**Assignment**
The copy you give must match the records exactly, except that it holds no images.

[Data records Boundary: Start]

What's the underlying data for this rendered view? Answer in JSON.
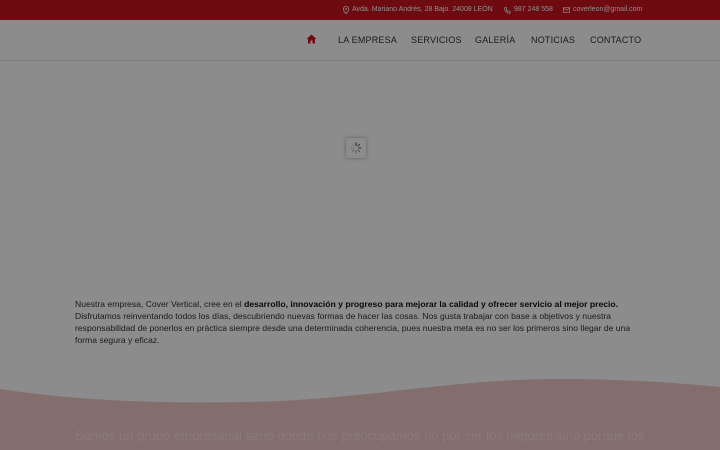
{
  "topbar": {
    "address": "Avda. Mariano Andrés, 28 Bajo. 24008 LEÓN",
    "phone": "987 248 558",
    "email": "coverleon@gmail.com"
  },
  "nav": {
    "home_icon": "home-icon",
    "items": [
      {
        "label": "LA EMPRESA"
      },
      {
        "label": "SERVICIOS"
      },
      {
        "label": "GALERÍA"
      },
      {
        "label": "NOTICIAS"
      },
      {
        "label": "CONTACTO"
      }
    ]
  },
  "intro": {
    "part1": "Nuestra empresa, Cover Vertical, cree en el ",
    "bold": "desarrollo, innovación y progreso para mejorar la calidad y ofrecer servicio al mejor precio.",
    "part2": " Disfrutamos reinventando todos los días, descubriendo nuevas formas de hacer las cosas. Nos gusta trabajar con base a objetivos y nuestra responsabilidad de ponerlos en práctica siempre desde una determinada coherencia, pues nuestra meta es no ser los primeros sino llegar de una forma segura y eficaz."
  },
  "band": {
    "text": "Somos un grupo empresarial serio donde nos preocupamos no por ser los mejores sino porque los"
  },
  "colors": {
    "brand_red": "#c8141f",
    "overlay": "rgba(0,0,0,0.45)"
  }
}
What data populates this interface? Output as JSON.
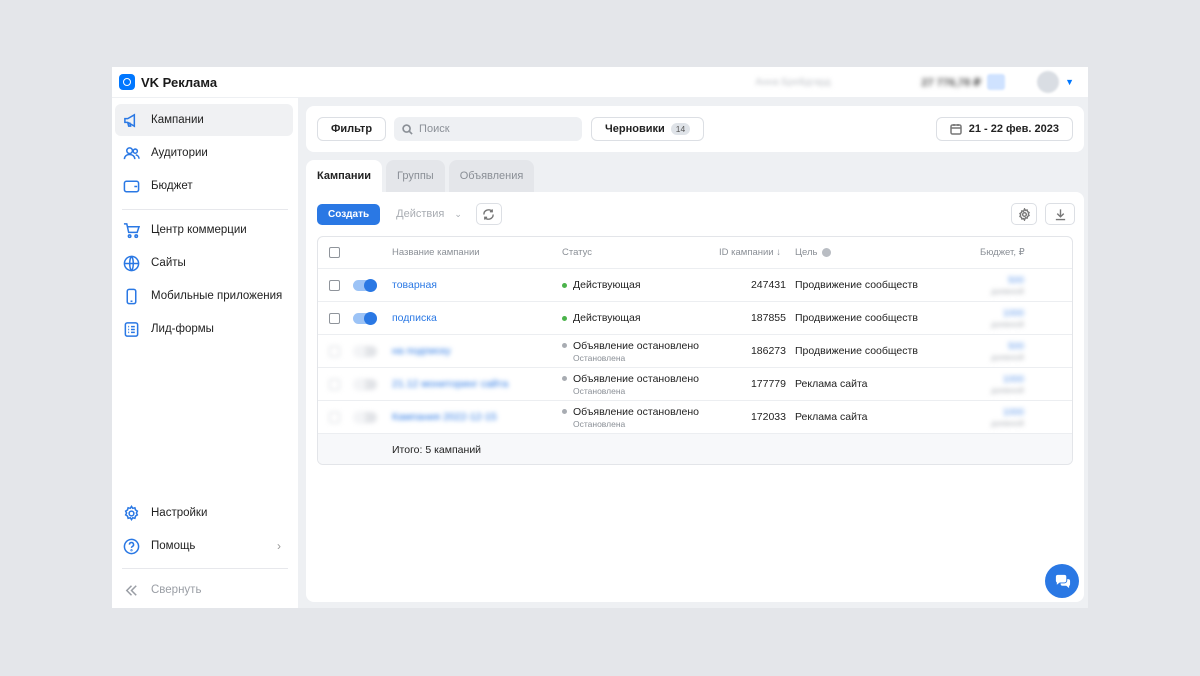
{
  "brand": {
    "name": "VK Реклама"
  },
  "topbar": {
    "account": "Анна Брейдгард",
    "balance": "27 776,78 ₽"
  },
  "sidebar": {
    "items": [
      {
        "label": "Кампании",
        "icon": "megaphone-icon",
        "active": true
      },
      {
        "label": "Аудитории",
        "icon": "users-icon"
      },
      {
        "label": "Бюджет",
        "icon": "wallet-icon"
      },
      {
        "label": "Центр коммерции",
        "icon": "cart-icon"
      },
      {
        "label": "Сайты",
        "icon": "globe-icon"
      },
      {
        "label": "Мобильные приложения",
        "icon": "phone-icon"
      },
      {
        "label": "Лид-формы",
        "icon": "form-icon"
      }
    ],
    "bottom": [
      {
        "label": "Настройки",
        "icon": "gear-icon"
      },
      {
        "label": "Помощь",
        "icon": "help-icon"
      }
    ],
    "collapse": "Свернуть"
  },
  "filterbar": {
    "filter": "Фильтр",
    "search_placeholder": "Поиск",
    "drafts": "Черновики",
    "drafts_count": "14",
    "date_range": "21 - 22 фев. 2023"
  },
  "tabs": [
    "Кампании",
    "Группы",
    "Объявления"
  ],
  "actions": {
    "create": "Создать",
    "actions": "Действия"
  },
  "table": {
    "columns": {
      "name": "Название кампании",
      "status": "Статус",
      "id": "ID кампании ↓",
      "goal": "Цель",
      "budget": "Бюджет, ₽"
    },
    "rows": [
      {
        "name": "товарная",
        "status": "Действующая",
        "substatus": "",
        "id": "247431",
        "goal": "Продвижение сообществ",
        "budget": "500",
        "budget_sub": "дневной",
        "enabled": true,
        "blurred": false
      },
      {
        "name": "подписка",
        "status": "Действующая",
        "substatus": "",
        "id": "187855",
        "goal": "Продвижение сообществ",
        "budget": "1000",
        "budget_sub": "дневной",
        "enabled": true,
        "blurred": false
      },
      {
        "name": "на подписку",
        "status": "Объявление остановлено",
        "substatus": "Остановлена",
        "id": "186273",
        "goal": "Продвижение сообществ",
        "budget": "500",
        "budget_sub": "дневной",
        "enabled": false,
        "blurred": true
      },
      {
        "name": "21.12 мониторинг сайта",
        "status": "Объявление остановлено",
        "substatus": "Остановлена",
        "id": "177779",
        "goal": "Реклама сайта",
        "budget": "1000",
        "budget_sub": "дневной",
        "enabled": false,
        "blurred": true
      },
      {
        "name": "Кампания 2022-12-15",
        "status": "Объявление остановлено",
        "substatus": "Остановлена",
        "id": "172033",
        "goal": "Реклама сайта",
        "budget": "1000",
        "budget_sub": "дневной",
        "enabled": false,
        "blurred": true
      }
    ],
    "total": "Итого: 5 кампаний"
  },
  "colors": {
    "accent": "#2a78e4",
    "active_status": "#4bb34b",
    "inactive_status": "#a8acb2"
  }
}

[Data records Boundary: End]

**Worked solution**
What's the underlying data for this rendered view? Answer in JSON.
{
  "topbar": {
    "address": "Avda. Mariano Andrés, 28 Bajo. 24008 LEÓN",
    "phone": "987 248 558",
    "email": "coverleon@gmail.com"
  },
  "nav": {
    "home_icon": "home-icon",
    "items": [
      {
        "label": "LA EMPRESA"
      },
      {
        "label": "SERVICIOS"
      },
      {
        "label": "GALERÍA"
      },
      {
        "label": "NOTICIAS"
      },
      {
        "label": "CONTACTO"
      }
    ]
  },
  "intro": {
    "part1": "Nuestra empresa, Cover Vertical, cree en el ",
    "bold": "desarrollo, innovación y progreso para mejorar la calidad y ofrecer servicio al mejor precio.",
    "part2": " Disfrutamos reinventando todos los días, descubriendo nuevas formas de hacer las cosas. Nos gusta trabajar con base a objetivos y nuestra responsabilidad de ponerlos en práctica siempre desde una determinada coherencia, pues nuestra meta es no ser los primeros sino llegar de una forma segura y eficaz."
  },
  "band": {
    "text": "Somos un grupo empresarial serio donde nos preocupamos no por ser los mejores sino porque los"
  },
  "colors": {
    "brand_red": "#c8141f",
    "overlay": "rgba(0,0,0,0.45)"
  }
}
What data populates this interface? Output as JSON.
{
  "brand": {
    "name": "VK Реклама"
  },
  "topbar": {
    "account": "Анна Брейдгард",
    "balance": "27 776,78 ₽"
  },
  "sidebar": {
    "items": [
      {
        "label": "Кампании",
        "icon": "megaphone-icon",
        "active": true
      },
      {
        "label": "Аудитории",
        "icon": "users-icon"
      },
      {
        "label": "Бюджет",
        "icon": "wallet-icon"
      },
      {
        "label": "Центр коммерции",
        "icon": "cart-icon"
      },
      {
        "label": "Сайты",
        "icon": "globe-icon"
      },
      {
        "label": "Мобильные приложения",
        "icon": "phone-icon"
      },
      {
        "label": "Лид-формы",
        "icon": "form-icon"
      }
    ],
    "bottom": [
      {
        "label": "Настройки",
        "icon": "gear-icon"
      },
      {
        "label": "Помощь",
        "icon": "help-icon"
      }
    ],
    "collapse": "Свернуть"
  },
  "filterbar": {
    "filter": "Фильтр",
    "search_placeholder": "Поиск",
    "drafts": "Черновики",
    "drafts_count": "14",
    "date_range": "21 - 22 фев. 2023"
  },
  "tabs": [
    "Кампании",
    "Группы",
    "Объявления"
  ],
  "actions": {
    "create": "Создать",
    "actions": "Действия"
  },
  "table": {
    "columns": {
      "name": "Название кампании",
      "status": "Статус",
      "id": "ID кампании ↓",
      "goal": "Цель",
      "budget": "Бюджет, ₽"
    },
    "rows": [
      {
        "name": "товарная",
        "status": "Действующая",
        "substatus": "",
        "id": "247431",
        "goal": "Продвижение сообществ",
        "budget": "500",
        "budget_sub": "дневной",
        "enabled": true,
        "blurred": false
      },
      {
        "name": "подписка",
        "status": "Действующая",
        "substatus": "",
        "id": "187855",
        "goal": "Продвижение сообществ",
        "budget": "1000",
        "budget_sub": "дневной",
        "enabled": true,
        "blurred": false
      },
      {
        "name": "на подписку",
        "status": "Объявление остановлено",
        "substatus": "Остановлена",
        "id": "186273",
        "goal": "Продвижение сообществ",
        "budget": "500",
        "budget_sub": "дневной",
        "enabled": false,
        "blurred": true
      },
      {
        "name": "21.12 мониторинг сайта",
        "status": "Объявление остановлено",
        "substatus": "Остановлена",
        "id": "177779",
        "goal": "Реклама сайта",
        "budget": "1000",
        "budget_sub": "дневной",
        "enabled": false,
        "blurred": true
      },
      {
        "name": "Кампания 2022-12-15",
        "status": "Объявление остановлено",
        "substatus": "Остановлена",
        "id": "172033",
        "goal": "Реклама сайта",
        "budget": "1000",
        "budget_sub": "дневной",
        "enabled": false,
        "blurred": true
      }
    ],
    "total": "Итого: 5 кампаний"
  },
  "colors": {
    "accent": "#2a78e4",
    "active_status": "#4bb34b",
    "inactive_status": "#a8acb2"
  }
}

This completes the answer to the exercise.